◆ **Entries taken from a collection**
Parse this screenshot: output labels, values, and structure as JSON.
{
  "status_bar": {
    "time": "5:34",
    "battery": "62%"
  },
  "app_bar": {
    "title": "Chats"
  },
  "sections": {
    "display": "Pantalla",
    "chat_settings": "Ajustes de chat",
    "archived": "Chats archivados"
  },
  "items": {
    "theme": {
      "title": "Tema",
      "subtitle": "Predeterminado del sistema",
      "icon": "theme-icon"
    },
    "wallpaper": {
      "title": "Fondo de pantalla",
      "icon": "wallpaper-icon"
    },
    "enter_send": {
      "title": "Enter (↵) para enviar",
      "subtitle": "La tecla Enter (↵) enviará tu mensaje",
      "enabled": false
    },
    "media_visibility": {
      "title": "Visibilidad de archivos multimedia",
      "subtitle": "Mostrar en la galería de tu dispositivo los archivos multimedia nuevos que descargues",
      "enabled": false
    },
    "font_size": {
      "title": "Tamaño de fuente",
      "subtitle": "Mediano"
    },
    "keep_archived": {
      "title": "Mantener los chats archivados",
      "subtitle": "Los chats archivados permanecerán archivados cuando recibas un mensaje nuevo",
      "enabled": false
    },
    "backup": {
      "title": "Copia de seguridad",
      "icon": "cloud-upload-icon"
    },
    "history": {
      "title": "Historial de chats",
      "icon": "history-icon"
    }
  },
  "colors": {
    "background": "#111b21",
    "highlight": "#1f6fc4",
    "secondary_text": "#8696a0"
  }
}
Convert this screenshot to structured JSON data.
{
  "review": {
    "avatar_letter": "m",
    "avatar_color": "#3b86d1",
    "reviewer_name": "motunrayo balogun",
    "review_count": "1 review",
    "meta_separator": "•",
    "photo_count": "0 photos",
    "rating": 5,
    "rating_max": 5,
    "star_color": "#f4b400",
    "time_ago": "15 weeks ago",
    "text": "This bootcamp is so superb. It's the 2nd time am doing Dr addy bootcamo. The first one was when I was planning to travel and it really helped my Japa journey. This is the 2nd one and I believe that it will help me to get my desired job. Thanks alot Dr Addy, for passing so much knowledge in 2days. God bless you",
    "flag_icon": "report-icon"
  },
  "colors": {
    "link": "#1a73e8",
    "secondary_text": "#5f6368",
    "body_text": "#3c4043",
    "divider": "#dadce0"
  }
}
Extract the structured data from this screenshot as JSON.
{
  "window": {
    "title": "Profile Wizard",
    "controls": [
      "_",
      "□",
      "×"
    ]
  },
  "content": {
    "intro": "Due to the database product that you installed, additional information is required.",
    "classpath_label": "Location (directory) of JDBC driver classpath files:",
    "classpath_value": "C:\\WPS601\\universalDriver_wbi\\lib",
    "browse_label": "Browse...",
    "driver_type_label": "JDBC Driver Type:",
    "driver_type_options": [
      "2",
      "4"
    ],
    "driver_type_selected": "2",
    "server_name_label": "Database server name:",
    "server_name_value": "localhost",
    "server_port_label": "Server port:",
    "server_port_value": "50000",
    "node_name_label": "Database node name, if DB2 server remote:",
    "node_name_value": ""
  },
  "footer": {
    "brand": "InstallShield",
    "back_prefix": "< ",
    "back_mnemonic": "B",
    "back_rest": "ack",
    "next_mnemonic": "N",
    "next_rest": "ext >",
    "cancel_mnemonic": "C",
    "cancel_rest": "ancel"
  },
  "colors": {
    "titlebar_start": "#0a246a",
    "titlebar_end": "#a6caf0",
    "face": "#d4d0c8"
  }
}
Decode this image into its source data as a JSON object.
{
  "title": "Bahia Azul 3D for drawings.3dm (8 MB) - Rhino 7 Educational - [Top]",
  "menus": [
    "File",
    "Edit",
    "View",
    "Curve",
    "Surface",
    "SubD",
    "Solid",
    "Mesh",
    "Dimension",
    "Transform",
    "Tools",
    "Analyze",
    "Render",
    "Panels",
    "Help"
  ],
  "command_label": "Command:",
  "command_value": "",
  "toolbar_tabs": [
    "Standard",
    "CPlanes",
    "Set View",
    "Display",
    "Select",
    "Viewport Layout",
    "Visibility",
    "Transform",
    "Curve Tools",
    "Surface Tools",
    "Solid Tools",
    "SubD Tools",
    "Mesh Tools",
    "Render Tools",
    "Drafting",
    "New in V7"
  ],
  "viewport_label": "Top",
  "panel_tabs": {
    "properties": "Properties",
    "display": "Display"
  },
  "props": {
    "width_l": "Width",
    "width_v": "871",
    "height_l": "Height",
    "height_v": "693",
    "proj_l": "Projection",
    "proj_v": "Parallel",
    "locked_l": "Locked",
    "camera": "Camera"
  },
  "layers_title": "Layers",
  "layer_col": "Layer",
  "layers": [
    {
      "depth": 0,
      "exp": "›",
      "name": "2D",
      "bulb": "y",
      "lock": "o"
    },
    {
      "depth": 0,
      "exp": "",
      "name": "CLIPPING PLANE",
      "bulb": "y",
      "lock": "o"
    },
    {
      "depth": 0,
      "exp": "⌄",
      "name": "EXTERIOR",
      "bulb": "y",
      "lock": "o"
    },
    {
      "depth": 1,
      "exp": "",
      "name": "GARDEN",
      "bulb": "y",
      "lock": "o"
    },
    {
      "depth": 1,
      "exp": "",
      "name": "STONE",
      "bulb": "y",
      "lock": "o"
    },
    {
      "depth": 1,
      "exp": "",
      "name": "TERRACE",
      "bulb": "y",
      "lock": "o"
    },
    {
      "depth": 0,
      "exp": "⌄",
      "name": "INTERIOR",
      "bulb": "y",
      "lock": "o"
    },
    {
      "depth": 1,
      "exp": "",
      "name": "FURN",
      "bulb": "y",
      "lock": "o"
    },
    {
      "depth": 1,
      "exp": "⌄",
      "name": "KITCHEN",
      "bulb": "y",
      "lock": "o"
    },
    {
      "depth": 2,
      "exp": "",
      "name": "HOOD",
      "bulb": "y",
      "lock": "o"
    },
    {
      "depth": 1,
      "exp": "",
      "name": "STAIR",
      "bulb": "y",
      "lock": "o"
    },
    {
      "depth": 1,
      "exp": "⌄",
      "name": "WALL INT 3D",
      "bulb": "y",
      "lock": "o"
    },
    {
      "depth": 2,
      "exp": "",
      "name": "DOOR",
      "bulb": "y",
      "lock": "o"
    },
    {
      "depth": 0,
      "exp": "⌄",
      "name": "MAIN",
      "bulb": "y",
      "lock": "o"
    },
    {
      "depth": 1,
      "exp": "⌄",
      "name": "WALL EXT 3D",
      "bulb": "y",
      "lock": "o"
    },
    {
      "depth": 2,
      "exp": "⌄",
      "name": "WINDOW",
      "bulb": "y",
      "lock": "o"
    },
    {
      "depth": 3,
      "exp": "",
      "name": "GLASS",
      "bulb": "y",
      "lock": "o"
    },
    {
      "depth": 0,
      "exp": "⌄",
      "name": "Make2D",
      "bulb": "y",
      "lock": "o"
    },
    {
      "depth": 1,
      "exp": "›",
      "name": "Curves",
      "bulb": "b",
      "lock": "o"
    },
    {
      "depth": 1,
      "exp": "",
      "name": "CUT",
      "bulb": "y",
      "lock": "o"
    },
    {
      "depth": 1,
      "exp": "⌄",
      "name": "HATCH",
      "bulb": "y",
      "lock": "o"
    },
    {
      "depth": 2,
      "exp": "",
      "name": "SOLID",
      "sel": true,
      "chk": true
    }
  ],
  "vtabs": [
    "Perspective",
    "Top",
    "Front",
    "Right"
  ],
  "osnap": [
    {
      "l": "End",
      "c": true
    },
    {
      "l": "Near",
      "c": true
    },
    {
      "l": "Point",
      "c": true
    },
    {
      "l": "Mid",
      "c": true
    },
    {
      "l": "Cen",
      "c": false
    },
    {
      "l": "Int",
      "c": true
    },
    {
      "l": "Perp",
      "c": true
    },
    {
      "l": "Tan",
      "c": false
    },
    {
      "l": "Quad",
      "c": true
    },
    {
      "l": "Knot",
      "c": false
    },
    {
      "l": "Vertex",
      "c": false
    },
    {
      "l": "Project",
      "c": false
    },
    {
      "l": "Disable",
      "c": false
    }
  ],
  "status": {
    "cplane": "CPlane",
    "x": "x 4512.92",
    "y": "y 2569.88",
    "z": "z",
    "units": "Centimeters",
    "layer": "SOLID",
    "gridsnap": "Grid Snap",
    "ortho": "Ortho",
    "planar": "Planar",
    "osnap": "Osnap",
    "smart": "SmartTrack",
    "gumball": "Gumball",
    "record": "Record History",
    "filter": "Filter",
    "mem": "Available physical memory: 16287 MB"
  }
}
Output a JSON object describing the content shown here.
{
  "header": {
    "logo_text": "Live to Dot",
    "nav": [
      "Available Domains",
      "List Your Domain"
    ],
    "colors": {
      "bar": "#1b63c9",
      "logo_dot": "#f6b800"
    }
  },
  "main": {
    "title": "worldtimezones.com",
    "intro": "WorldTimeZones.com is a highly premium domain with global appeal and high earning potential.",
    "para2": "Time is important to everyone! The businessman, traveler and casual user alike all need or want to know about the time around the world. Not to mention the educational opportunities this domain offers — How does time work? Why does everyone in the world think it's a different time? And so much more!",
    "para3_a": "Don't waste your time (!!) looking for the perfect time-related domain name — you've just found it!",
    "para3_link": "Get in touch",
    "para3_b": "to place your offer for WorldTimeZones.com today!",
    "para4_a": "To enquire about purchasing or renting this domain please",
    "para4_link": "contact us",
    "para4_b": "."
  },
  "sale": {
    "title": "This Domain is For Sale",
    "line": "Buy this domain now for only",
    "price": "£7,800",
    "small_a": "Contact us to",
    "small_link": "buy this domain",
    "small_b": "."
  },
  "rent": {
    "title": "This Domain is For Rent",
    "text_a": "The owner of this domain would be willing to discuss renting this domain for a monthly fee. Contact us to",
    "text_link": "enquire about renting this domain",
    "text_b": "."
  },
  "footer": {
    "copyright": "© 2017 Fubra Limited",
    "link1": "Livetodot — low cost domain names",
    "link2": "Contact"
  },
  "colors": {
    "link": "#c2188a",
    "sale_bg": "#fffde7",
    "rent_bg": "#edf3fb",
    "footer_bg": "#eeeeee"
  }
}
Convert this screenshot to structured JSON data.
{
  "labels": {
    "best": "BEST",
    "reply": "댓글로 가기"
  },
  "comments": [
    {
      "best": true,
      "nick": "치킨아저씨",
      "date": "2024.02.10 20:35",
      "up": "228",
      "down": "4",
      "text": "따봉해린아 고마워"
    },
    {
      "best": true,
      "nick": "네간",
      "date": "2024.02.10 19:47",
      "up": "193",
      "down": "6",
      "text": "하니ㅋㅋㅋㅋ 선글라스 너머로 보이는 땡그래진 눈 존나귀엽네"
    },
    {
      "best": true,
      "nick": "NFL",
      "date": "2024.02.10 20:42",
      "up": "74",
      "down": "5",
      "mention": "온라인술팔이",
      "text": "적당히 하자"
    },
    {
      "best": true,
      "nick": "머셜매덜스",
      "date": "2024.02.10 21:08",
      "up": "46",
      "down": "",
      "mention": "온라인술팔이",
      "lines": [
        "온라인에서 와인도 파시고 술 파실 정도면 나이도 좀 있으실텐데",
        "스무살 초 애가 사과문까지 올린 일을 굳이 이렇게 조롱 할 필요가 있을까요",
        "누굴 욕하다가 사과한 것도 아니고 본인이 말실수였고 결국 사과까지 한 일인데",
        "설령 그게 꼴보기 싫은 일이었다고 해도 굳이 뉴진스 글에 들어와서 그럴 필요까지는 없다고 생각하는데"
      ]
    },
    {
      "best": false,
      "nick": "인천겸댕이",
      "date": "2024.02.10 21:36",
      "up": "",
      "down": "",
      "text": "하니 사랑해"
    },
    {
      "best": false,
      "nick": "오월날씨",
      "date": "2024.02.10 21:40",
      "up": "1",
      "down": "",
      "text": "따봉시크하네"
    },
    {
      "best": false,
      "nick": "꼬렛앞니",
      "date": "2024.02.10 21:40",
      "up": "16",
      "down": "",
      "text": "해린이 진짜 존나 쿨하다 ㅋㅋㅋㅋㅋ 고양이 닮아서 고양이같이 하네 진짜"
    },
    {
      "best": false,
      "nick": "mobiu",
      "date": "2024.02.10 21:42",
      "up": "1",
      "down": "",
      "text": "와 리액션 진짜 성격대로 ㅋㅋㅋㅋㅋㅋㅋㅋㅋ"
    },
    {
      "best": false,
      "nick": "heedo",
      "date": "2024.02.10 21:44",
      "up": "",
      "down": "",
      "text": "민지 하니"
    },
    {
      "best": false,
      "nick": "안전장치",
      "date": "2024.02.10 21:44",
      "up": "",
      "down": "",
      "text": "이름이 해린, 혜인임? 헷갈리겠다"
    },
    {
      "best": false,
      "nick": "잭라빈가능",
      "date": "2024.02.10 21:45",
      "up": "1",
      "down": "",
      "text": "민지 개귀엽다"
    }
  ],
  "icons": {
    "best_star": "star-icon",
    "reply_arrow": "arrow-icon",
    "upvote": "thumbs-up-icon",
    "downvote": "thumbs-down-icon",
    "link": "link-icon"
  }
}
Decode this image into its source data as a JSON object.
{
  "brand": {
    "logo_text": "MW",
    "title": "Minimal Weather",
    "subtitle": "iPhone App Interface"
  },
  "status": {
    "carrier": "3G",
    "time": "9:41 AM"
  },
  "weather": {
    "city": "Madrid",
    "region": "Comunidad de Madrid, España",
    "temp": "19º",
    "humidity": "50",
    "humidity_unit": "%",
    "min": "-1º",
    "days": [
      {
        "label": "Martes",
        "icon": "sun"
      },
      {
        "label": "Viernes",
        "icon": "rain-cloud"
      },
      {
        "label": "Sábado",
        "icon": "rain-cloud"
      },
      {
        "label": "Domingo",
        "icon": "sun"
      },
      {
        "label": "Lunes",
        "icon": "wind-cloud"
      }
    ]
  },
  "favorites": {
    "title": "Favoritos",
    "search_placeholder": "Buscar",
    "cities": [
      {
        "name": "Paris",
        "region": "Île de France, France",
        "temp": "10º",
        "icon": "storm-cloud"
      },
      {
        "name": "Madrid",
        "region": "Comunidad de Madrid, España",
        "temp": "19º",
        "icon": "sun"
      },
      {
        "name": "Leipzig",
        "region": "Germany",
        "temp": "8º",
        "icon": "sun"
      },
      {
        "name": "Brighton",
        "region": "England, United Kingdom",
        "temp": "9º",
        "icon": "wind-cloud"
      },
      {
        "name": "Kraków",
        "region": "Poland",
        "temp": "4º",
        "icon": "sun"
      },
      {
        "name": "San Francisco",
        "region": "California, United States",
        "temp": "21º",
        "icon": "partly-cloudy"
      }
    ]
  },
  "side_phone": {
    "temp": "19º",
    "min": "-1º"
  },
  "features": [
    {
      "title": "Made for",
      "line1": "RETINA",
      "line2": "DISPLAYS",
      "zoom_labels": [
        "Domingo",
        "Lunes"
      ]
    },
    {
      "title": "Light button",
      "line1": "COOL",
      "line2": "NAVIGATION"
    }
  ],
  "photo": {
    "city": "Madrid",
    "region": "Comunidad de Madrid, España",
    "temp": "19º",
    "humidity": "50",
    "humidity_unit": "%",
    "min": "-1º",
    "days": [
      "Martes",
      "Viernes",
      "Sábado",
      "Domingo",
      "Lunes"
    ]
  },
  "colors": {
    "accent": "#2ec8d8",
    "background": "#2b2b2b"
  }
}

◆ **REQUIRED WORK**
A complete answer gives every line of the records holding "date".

◆ **RESULT**
      "date": "2024.02.10 20:35",
      "date": "2024.02.10 19:47",
      "date": "2024.02.10 20:42",
      "date": "2024.02.10 21:08",
      "date": "2024.02.10 21:36",
      "date": "2024.02.10 21:40",
      "date": "2024.02.10 21:40",
      "date": "2024.02.10 21:42",
      "date": "2024.02.10 21:44",
      "date": "2024.02.10 21:44",
      "date": "2024.02.10 21:45",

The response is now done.